History has shown it to be more than obvious – nature hates a vacuum. Whenever Christians have devoted themselves to an apolitical Jesus, they get quickly co-opted by the agenda of the powers – be they tribal, political, cultural, socio-economic or personal. Additionally, whenever Christians assume that Jesus’s political methods are like those of this world, there’s compromise and self-deception. This lopsided vision of Jesus only as “God the Son” is the vision that continues to drive much of African Christianity. The missionaries, with all their good intent, have left us with a Christianity that has succeeded in changing the god we worship, but not in changing our attitudes to follow in his ways. And not knowing and following in Yahweh’s ways is tantamount to not knowing him at all (Heb 3:10; Ps 103:7).

Conclusion

So let me wrap up by asking you to do a test on yourself.

  1. If you think “salvation” is all about forgiveness of sins – you’ve lost sight of the political Messiah.

  2. If you think the endgame is either heaven or hell – you have questions to answer about why your New Testament speaks of a resurrected body for a place that doesn’t need a body.

  3. If the term “Jesus is Lord” simply leads you to think of Jesus only as a divine being sitting on a throne instead of the real President or Prime Minister of your country or the world – you’re still in the divine-Jesus-only mode.

  4. If whiles reading the Gospels, the term “the kingdom of God” or “the kingdom of heaven” leads you to think only of angels in the sky playing harps – you need to re-examine your eschatology.

Now that I’ve “cleared my throat” on who a Messiah truly is and what we might be missing in looking at Jesus only with divine glasses on, I can delve into Ghanaian politics in the next post. Suffice it to say that I won’t be pulling any punches on my observations on Ghanaian politics and what Jesus would make of the church’s attitude to politics today.

Advertisements

2 thoughts on “The Politics of Jesus and His Church – Part 1

Leave a Reply

Fill in your details below or click an icon to log in:

WordPress.com Logo

You are commenting using your WordPress.com account.
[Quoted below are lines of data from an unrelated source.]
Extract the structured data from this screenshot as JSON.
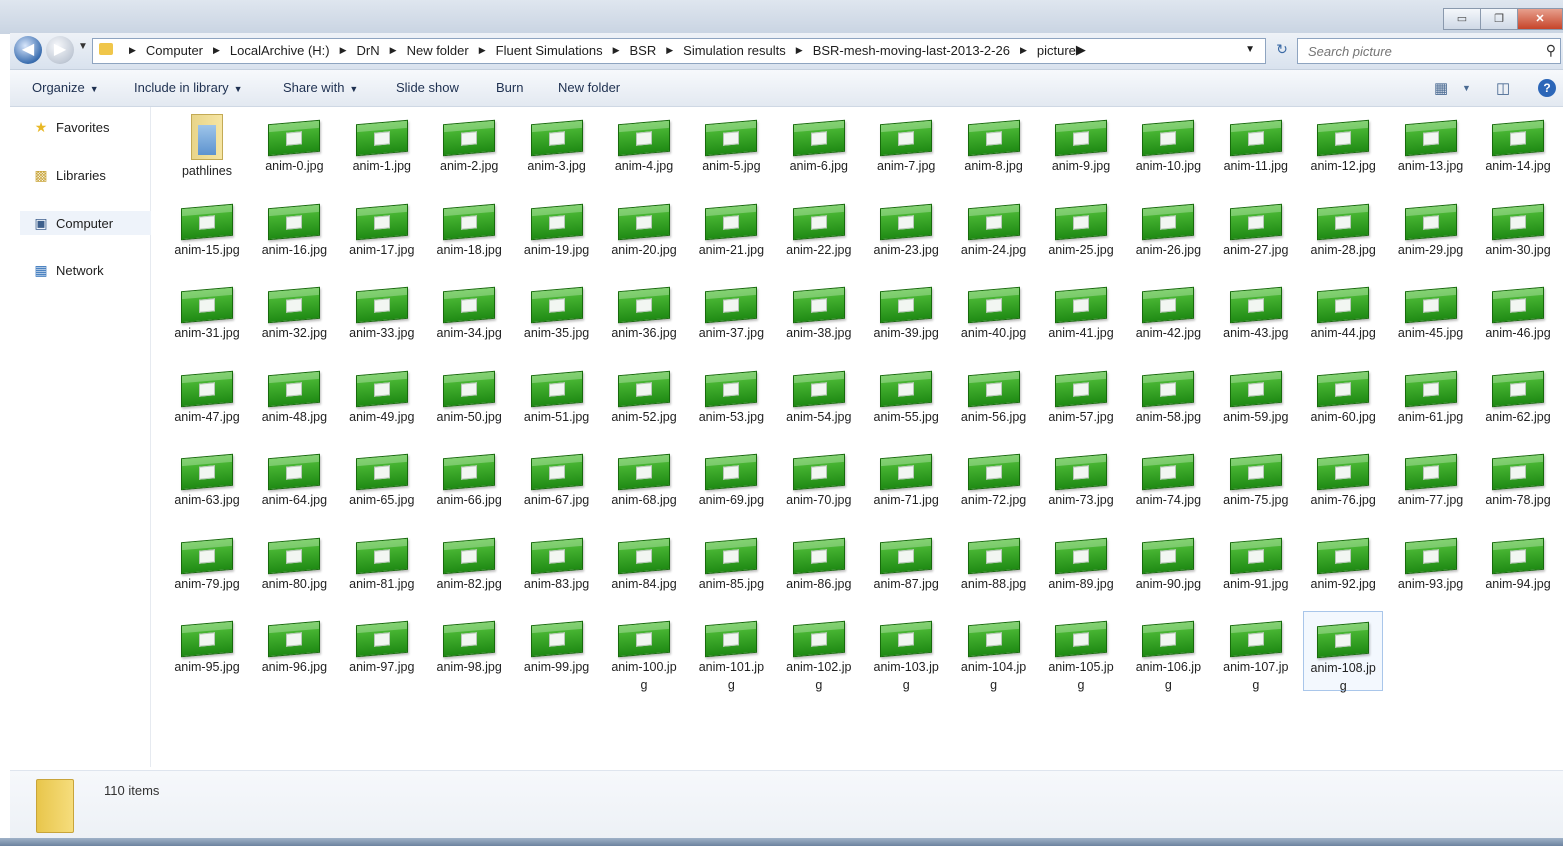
{
  "window": {
    "minimize": "▭",
    "maximize": "❐",
    "close": "✕"
  },
  "address": {
    "crumbs": [
      "Computer",
      "LocalArchive (H:)",
      "DrN",
      "New folder",
      "Fluent Simulations",
      "BSR",
      "Simulation results",
      "BSR-mesh-moving-last-2013-2-26",
      "picture"
    ]
  },
  "search": {
    "placeholder": "Search picture"
  },
  "toolbar": {
    "organize": "Organize",
    "include": "Include in library",
    "share": "Share with",
    "slideshow": "Slide show",
    "burn": "Burn",
    "newfolder": "New folder"
  },
  "nav": {
    "favorites": "Favorites",
    "libraries": "Libraries",
    "computer": "Computer",
    "network": "Network"
  },
  "items": [
    {
      "name": "pathlines",
      "type": "folder"
    },
    {
      "name": "anim-0.jpg"
    },
    {
      "name": "anim-1.jpg"
    },
    {
      "name": "anim-2.jpg"
    },
    {
      "name": "anim-3.jpg"
    },
    {
      "name": "anim-4.jpg"
    },
    {
      "name": "anim-5.jpg"
    },
    {
      "name": "anim-6.jpg"
    },
    {
      "name": "anim-7.jpg"
    },
    {
      "name": "anim-8.jpg"
    },
    {
      "name": "anim-9.jpg"
    },
    {
      "name": "anim-10.jpg"
    },
    {
      "name": "anim-11.jpg"
    },
    {
      "name": "anim-12.jpg"
    },
    {
      "name": "anim-13.jpg"
    },
    {
      "name": "anim-14.jpg"
    },
    {
      "name": "anim-15.jpg"
    },
    {
      "name": "anim-16.jpg"
    },
    {
      "name": "anim-17.jpg"
    },
    {
      "name": "anim-18.jpg"
    },
    {
      "name": "anim-19.jpg"
    },
    {
      "name": "anim-20.jpg"
    },
    {
      "name": "anim-21.jpg"
    },
    {
      "name": "anim-22.jpg"
    },
    {
      "name": "anim-23.jpg"
    },
    {
      "name": "anim-24.jpg"
    },
    {
      "name": "anim-25.jpg"
    },
    {
      "name": "anim-26.jpg"
    },
    {
      "name": "anim-27.jpg"
    },
    {
      "name": "anim-28.jpg"
    },
    {
      "name": "anim-29.jpg"
    },
    {
      "name": "anim-30.jpg"
    },
    {
      "name": "anim-31.jpg"
    },
    {
      "name": "anim-32.jpg"
    },
    {
      "name": "anim-33.jpg"
    },
    {
      "name": "anim-34.jpg"
    },
    {
      "name": "anim-35.jpg"
    },
    {
      "name": "anim-36.jpg"
    },
    {
      "name": "anim-37.jpg"
    },
    {
      "name": "anim-38.jpg"
    },
    {
      "name": "anim-39.jpg"
    },
    {
      "name": "anim-40.jpg"
    },
    {
      "name": "anim-41.jpg"
    },
    {
      "name": "anim-42.jpg"
    },
    {
      "name": "anim-43.jpg"
    },
    {
      "name": "anim-44.jpg"
    },
    {
      "name": "anim-45.jpg"
    },
    {
      "name": "anim-46.jpg"
    },
    {
      "name": "anim-47.jpg"
    },
    {
      "name": "anim-48.jpg"
    },
    {
      "name": "anim-49.jpg"
    },
    {
      "name": "anim-50.jpg"
    },
    {
      "name": "anim-51.jpg"
    },
    {
      "name": "anim-52.jpg"
    },
    {
      "name": "anim-53.jpg"
    },
    {
      "name": "anim-54.jpg"
    },
    {
      "name": "anim-55.jpg"
    },
    {
      "name": "anim-56.jpg"
    },
    {
      "name": "anim-57.jpg"
    },
    {
      "name": "anim-58.jpg"
    },
    {
      "name": "anim-59.jpg"
    },
    {
      "name": "anim-60.jpg"
    },
    {
      "name": "anim-61.jpg"
    },
    {
      "name": "anim-62.jpg"
    },
    {
      "name": "anim-63.jpg"
    },
    {
      "name": "anim-64.jpg"
    },
    {
      "name": "anim-65.jpg"
    },
    {
      "name": "anim-66.jpg"
    },
    {
      "name": "anim-67.jpg"
    },
    {
      "name": "anim-68.jpg"
    },
    {
      "name": "anim-69.jpg"
    },
    {
      "name": "anim-70.jpg"
    },
    {
      "name": "anim-71.jpg"
    },
    {
      "name": "anim-72.jpg"
    },
    {
      "name": "anim-73.jpg"
    },
    {
      "name": "anim-74.jpg"
    },
    {
      "name": "anim-75.jpg"
    },
    {
      "name": "anim-76.jpg"
    },
    {
      "name": "anim-77.jpg"
    },
    {
      "name": "anim-78.jpg"
    },
    {
      "name": "anim-79.jpg"
    },
    {
      "name": "anim-80.jpg"
    },
    {
      "name": "anim-81.jpg"
    },
    {
      "name": "anim-82.jpg"
    },
    {
      "name": "anim-83.jpg"
    },
    {
      "name": "anim-84.jpg"
    },
    {
      "name": "anim-85.jpg"
    },
    {
      "name": "anim-86.jpg"
    },
    {
      "name": "anim-87.jpg"
    },
    {
      "name": "anim-88.jpg"
    },
    {
      "name": "anim-89.jpg"
    },
    {
      "name": "anim-90.jpg"
    },
    {
      "name": "anim-91.jpg"
    },
    {
      "name": "anim-92.jpg"
    },
    {
      "name": "anim-93.jpg"
    },
    {
      "name": "anim-94.jpg"
    },
    {
      "name": "anim-95.jpg"
    },
    {
      "name": "anim-96.jpg"
    },
    {
      "name": "anim-97.jpg"
    },
    {
      "name": "anim-98.jpg"
    },
    {
      "name": "anim-99.jpg"
    },
    {
      "name": "anim-100.jpg"
    },
    {
      "name": "anim-101.jpg"
    },
    {
      "name": "anim-102.jpg"
    },
    {
      "name": "anim-103.jpg"
    },
    {
      "name": "anim-104.jpg"
    },
    {
      "name": "anim-105.jpg"
    },
    {
      "name": "anim-106.jpg"
    },
    {
      "name": "anim-107.jpg"
    },
    {
      "name": "anim-108.jpg",
      "selected": true
    }
  ],
  "status": {
    "count": "110 items"
  },
  "colors": {
    "thumb_green": "#2fa31f",
    "accent": "#2c66b8"
  }
}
Log Out / Change )

Twitter picture

You are commenting using your Twitter account. Log Out / Change )

Facebook photo

You are commenting using your Facebook account. Log Out / Change )

Google+ photo

You are commenting using your Google+ account. Log Out / Change )

Connecting to %s